(Interface dataset entries)
======

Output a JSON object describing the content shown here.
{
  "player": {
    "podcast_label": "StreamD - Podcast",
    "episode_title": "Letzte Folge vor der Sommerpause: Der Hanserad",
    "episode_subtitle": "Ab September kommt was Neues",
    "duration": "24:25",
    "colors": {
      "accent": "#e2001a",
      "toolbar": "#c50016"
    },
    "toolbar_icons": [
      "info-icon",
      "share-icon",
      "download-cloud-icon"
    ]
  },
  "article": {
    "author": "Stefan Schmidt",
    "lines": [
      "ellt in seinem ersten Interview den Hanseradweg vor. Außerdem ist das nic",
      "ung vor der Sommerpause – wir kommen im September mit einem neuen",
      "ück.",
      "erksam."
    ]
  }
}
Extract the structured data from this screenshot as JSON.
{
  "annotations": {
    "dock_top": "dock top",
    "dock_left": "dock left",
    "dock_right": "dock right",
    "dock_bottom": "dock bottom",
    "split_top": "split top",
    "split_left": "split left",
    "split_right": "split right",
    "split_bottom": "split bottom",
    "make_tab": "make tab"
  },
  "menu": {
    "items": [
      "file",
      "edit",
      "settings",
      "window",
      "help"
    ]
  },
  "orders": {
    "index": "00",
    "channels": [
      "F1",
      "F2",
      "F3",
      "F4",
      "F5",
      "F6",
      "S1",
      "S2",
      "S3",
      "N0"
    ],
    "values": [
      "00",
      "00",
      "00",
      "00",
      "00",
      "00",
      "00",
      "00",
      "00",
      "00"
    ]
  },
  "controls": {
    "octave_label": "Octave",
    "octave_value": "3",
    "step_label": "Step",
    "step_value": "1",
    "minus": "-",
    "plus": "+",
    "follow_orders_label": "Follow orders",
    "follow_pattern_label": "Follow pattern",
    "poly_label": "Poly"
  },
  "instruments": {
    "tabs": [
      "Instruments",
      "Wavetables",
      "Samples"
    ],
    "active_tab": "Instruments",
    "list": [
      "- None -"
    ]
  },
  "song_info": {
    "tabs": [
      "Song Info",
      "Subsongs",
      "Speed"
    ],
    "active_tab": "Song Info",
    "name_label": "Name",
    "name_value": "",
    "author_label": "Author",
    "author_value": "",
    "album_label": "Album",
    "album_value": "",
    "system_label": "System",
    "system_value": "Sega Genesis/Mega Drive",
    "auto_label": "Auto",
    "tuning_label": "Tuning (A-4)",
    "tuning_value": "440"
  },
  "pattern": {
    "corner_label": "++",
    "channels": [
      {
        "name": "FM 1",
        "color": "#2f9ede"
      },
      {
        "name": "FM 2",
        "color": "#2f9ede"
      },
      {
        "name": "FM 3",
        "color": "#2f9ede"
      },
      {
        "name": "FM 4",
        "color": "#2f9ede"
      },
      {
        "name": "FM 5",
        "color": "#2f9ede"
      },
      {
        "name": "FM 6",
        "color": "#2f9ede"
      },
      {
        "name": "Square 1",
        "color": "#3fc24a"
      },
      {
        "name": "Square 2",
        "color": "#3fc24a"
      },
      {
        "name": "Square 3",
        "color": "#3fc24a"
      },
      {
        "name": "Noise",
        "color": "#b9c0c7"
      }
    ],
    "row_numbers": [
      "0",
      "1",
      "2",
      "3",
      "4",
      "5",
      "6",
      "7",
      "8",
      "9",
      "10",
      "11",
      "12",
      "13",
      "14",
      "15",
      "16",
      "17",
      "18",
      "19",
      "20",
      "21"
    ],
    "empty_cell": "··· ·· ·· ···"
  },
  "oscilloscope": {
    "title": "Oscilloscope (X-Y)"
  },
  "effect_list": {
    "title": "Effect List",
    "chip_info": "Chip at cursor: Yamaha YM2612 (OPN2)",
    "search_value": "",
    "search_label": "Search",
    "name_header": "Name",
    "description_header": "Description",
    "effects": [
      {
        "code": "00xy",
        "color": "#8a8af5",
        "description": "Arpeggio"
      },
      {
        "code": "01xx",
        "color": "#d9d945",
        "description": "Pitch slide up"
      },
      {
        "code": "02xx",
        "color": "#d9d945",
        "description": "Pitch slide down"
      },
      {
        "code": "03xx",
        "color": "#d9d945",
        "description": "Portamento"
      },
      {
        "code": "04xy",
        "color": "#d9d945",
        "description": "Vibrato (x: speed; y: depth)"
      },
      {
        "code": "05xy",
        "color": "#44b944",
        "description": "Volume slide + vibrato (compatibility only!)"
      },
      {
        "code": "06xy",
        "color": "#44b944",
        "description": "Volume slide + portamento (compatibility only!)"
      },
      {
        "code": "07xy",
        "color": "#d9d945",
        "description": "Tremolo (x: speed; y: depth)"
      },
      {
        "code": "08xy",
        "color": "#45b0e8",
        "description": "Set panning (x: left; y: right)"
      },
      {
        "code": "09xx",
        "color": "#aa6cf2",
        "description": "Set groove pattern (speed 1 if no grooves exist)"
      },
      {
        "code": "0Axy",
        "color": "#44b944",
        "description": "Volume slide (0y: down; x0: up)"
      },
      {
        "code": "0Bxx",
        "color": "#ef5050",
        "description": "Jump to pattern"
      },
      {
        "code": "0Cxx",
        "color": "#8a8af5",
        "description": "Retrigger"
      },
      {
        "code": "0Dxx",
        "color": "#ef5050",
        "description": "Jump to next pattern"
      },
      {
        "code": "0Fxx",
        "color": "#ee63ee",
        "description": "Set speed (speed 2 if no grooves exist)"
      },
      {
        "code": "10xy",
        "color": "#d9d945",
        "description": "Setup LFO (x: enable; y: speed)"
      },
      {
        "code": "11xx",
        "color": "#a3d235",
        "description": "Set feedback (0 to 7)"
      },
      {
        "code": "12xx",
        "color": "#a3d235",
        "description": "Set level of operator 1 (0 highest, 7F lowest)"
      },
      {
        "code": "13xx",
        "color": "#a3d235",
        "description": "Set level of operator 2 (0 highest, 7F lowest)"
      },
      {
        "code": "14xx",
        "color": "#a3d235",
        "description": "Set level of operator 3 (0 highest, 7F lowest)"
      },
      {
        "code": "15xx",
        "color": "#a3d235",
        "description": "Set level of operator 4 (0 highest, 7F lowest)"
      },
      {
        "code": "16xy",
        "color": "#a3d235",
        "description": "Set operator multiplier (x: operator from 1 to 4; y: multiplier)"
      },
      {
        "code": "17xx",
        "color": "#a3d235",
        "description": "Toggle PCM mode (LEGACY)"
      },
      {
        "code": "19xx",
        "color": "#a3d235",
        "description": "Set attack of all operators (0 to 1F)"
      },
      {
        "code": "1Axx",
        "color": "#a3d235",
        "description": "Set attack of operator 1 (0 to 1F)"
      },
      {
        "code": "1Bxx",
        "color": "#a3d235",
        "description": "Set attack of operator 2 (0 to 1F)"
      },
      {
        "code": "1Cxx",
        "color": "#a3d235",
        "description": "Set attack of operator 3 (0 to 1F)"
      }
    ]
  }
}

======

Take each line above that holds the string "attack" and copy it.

        "description": "Set attack of all operators (0 to 1F)"
        "description": "Set attack of operator 1 (0 to 1F)"
        "description": "Set attack of operator 2 (0 to 1F)"
        "description": "Set attack of operator 3 (0 to 1F)"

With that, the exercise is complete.